WHAT YOU HAVE TO DO
Scanning the entries below, copy every line that contains the word "true".

Start of DATA LISTING

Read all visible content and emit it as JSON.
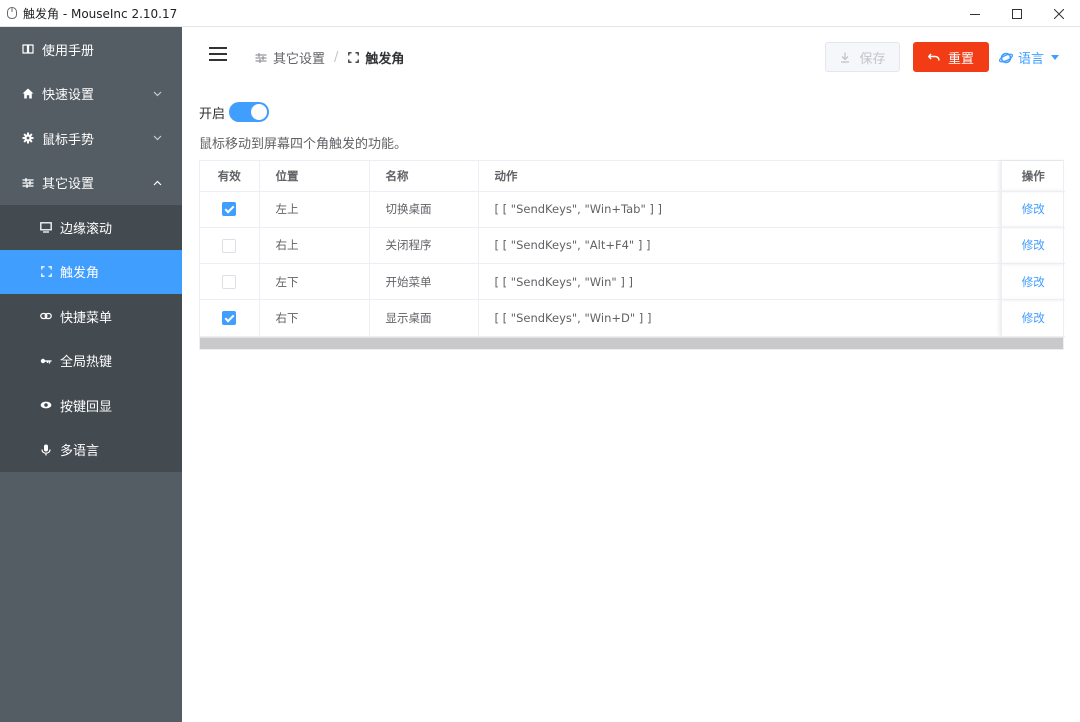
{
  "window": {
    "title": "触发角 - MouseInc 2.10.17",
    "controls": [
      "minimize-icon",
      "maximize-icon",
      "close-icon"
    ]
  },
  "sidebar": {
    "items": [
      {
        "label": "使用手册",
        "icon": "book-icon"
      },
      {
        "label": "快速设置",
        "icon": "home-icon",
        "expandable": true
      },
      {
        "label": "鼠标手势",
        "icon": "gear-icon",
        "expandable": true
      },
      {
        "label": "其它设置",
        "icon": "sliders-icon",
        "expanded": true
      }
    ],
    "subitems": [
      {
        "label": "边缘滚动",
        "icon": "monitor-icon"
      },
      {
        "label": "触发角",
        "icon": "corners-icon",
        "active": true
      },
      {
        "label": "快捷菜单",
        "icon": "link-icon"
      },
      {
        "label": "全局热键",
        "icon": "key-icon"
      },
      {
        "label": "按键回显",
        "icon": "eye-icon"
      },
      {
        "label": "多语言",
        "icon": "mic-icon"
      }
    ]
  },
  "header": {
    "breadcrumb": [
      "其它设置",
      "触发角"
    ],
    "save_label": "保存",
    "reset_label": "重置",
    "language_label": "语言"
  },
  "main": {
    "enable_label": "开启",
    "enabled": true,
    "description": "鼠标移动到屏幕四个角触发的功能。"
  },
  "table": {
    "columns": [
      "有效",
      "位置",
      "名称",
      "动作",
      "操作"
    ],
    "rows": [
      {
        "enabled": true,
        "position": "左上",
        "name": "切换桌面",
        "action": "[ [ \"SendKeys\", \"Win+Tab\" ] ]",
        "op": "修改"
      },
      {
        "enabled": false,
        "position": "右上",
        "name": "关闭程序",
        "action": "[ [ \"SendKeys\", \"Alt+F4\" ] ]",
        "op": "修改"
      },
      {
        "enabled": false,
        "position": "左下",
        "name": "开始菜单",
        "action": "[ [ \"SendKeys\", \"Win\" ] ]",
        "op": "修改"
      },
      {
        "enabled": true,
        "position": "右下",
        "name": "显示桌面",
        "action": "[ [ \"SendKeys\", \"Win+D\" ] ]",
        "op": "修改"
      }
    ]
  },
  "colors": {
    "sidebar_bg": "#545c64",
    "submenu_bg": "#434a50",
    "active_bg": "#409eff",
    "reset_button": "#f23c16",
    "link": "#409eff"
  }
}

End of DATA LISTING

SOLUTION
        "expandable": true
        "expandable": true
        "expanded": true
        "active": true
    "enabled": true,
        "enabled": true,
        "enabled": true,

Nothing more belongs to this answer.